**Assignment:** For this exercise, output the line containing "Convert this screenshot" and all lines after it to the end of the records, exactly, with no other content.

**Exercise inputs:**
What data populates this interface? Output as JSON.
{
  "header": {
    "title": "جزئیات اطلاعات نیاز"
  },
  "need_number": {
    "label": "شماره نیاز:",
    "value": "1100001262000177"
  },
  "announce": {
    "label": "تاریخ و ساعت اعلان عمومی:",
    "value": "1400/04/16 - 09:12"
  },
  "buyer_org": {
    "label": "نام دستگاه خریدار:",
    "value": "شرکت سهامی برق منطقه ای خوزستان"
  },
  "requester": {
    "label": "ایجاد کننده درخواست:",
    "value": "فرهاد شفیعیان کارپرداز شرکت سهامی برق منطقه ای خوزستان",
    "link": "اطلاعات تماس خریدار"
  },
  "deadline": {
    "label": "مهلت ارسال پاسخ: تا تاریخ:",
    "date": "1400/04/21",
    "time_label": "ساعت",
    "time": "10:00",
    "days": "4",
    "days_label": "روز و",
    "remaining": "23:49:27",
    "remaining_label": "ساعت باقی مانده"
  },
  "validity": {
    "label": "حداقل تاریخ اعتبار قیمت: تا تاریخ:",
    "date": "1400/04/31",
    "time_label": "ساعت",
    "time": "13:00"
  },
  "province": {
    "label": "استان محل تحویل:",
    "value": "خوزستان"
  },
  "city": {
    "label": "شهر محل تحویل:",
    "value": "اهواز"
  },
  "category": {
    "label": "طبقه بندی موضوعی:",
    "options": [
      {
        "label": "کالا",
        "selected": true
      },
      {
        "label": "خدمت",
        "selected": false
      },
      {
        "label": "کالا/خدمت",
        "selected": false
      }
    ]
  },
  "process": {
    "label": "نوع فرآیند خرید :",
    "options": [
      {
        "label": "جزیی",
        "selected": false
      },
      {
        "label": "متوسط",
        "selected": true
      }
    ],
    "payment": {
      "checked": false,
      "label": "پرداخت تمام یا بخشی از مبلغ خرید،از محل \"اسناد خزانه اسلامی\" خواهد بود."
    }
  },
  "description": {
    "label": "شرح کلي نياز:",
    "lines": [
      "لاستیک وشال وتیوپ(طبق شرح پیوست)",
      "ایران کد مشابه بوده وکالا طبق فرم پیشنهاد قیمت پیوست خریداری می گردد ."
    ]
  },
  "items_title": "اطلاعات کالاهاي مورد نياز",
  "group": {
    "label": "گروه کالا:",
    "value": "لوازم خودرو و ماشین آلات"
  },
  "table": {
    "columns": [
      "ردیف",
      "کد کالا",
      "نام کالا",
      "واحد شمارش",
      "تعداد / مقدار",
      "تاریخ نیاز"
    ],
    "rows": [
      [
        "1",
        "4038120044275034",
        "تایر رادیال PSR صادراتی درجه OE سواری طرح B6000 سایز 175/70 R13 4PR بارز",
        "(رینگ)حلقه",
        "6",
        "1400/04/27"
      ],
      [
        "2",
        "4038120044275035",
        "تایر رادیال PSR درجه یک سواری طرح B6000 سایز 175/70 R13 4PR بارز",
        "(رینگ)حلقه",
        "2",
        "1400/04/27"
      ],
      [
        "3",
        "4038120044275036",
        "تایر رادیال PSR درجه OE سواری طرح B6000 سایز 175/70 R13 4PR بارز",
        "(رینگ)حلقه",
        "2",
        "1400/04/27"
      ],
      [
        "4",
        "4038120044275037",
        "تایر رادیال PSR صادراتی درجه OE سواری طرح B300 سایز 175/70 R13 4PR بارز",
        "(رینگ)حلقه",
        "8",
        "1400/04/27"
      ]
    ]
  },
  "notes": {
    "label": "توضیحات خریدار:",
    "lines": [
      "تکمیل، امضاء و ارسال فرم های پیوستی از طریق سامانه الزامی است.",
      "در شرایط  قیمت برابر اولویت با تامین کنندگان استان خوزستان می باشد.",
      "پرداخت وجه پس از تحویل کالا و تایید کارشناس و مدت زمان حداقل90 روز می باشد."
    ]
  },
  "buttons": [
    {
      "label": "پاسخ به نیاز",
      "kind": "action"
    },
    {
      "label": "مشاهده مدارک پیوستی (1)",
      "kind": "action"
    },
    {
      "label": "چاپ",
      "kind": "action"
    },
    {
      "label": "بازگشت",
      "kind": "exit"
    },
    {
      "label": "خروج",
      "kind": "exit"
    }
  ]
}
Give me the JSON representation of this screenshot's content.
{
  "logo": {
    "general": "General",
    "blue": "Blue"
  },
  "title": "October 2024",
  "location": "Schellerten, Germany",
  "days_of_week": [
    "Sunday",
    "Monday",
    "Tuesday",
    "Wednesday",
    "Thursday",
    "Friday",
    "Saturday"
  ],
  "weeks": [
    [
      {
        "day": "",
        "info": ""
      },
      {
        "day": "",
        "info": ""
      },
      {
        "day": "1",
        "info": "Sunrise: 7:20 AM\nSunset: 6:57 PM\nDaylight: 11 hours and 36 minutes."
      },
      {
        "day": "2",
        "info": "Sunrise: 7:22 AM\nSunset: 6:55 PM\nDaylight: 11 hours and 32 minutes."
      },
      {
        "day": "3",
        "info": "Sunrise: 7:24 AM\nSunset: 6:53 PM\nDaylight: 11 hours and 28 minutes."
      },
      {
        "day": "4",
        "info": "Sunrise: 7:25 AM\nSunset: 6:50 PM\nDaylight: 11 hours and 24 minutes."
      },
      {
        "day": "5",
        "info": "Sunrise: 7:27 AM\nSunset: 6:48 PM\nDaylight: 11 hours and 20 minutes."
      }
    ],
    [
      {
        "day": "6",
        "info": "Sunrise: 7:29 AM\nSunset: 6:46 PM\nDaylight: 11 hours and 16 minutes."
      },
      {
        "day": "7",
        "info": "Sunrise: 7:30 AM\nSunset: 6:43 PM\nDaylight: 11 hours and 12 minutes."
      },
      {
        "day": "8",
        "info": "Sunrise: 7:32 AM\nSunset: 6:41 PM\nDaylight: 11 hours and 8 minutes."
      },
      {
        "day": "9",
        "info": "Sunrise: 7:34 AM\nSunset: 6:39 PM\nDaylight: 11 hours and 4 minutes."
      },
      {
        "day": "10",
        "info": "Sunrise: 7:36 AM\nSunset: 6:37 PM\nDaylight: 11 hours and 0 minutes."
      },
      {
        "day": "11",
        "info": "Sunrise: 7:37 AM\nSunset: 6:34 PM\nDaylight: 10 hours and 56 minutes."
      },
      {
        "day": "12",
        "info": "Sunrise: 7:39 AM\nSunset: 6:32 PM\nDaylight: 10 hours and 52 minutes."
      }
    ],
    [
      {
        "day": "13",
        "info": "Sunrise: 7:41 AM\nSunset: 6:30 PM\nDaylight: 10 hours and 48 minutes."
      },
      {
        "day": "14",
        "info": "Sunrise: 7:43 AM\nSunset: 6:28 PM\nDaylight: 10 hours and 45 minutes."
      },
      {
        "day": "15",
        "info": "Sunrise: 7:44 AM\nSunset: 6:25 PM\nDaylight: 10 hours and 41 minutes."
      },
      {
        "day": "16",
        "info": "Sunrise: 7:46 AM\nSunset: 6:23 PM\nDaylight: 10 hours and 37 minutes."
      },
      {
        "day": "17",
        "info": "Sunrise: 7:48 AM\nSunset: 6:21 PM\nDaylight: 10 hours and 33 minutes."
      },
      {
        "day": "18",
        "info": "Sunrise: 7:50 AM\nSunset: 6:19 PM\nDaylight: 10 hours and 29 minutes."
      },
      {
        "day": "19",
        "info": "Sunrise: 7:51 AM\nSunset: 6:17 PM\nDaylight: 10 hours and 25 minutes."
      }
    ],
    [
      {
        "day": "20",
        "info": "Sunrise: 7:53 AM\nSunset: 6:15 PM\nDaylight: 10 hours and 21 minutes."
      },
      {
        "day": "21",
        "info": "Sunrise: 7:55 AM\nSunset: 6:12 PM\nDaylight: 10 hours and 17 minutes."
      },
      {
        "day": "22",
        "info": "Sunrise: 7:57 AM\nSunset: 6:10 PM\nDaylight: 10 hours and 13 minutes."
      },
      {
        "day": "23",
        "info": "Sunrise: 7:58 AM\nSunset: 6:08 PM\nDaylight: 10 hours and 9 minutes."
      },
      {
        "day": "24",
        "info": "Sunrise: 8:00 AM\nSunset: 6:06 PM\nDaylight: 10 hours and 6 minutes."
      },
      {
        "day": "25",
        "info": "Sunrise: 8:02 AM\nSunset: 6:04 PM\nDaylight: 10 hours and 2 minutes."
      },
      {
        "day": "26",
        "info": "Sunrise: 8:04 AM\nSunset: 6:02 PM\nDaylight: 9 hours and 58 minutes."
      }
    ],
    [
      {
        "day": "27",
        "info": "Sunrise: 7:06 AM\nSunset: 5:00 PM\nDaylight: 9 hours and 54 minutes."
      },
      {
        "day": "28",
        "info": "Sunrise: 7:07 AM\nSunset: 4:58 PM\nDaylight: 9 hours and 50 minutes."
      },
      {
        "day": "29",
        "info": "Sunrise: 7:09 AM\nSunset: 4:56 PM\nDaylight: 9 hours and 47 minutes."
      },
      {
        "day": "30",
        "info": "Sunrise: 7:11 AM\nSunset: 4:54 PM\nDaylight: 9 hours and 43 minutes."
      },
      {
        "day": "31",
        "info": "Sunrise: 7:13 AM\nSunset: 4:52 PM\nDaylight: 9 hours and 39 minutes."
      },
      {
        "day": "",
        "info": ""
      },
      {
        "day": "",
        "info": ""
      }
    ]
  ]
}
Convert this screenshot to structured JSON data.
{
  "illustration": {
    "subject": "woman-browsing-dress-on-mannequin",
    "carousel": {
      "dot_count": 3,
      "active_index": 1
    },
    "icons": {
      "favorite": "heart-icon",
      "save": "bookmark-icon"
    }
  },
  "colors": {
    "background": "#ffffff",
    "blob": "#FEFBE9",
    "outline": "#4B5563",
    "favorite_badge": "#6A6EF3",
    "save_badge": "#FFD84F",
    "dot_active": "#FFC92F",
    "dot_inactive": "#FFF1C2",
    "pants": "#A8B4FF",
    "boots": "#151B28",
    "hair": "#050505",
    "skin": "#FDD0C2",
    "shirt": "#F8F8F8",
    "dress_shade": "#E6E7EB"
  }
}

**Solved problem:**
Convert this screenshot to structured JSON data.
{
  "illustration": {
    "subject": "woman-browsing-dress-on-mannequin",
    "carousel": {
      "dot_count": 3,
      "active_index": 1
    },
    "icons": {
      "favorite": "heart-icon",
      "save": "bookmark-icon"
    }
  },
  "colors": {
    "background": "#ffffff",
    "blob": "#FEFBE9",
    "outline": "#4B5563",
    "favorite_badge": "#6A6EF3",
    "save_badge": "#FFD84F",
    "dot_active": "#FFC92F",
    "dot_inactive": "#FFF1C2",
    "pants": "#A8B4FF",
    "boots": "#151B28",
    "hair": "#050505",
    "skin": "#FDD0C2",
    "shirt": "#F8F8F8",
    "dress_shade": "#E6E7EB"
  }
}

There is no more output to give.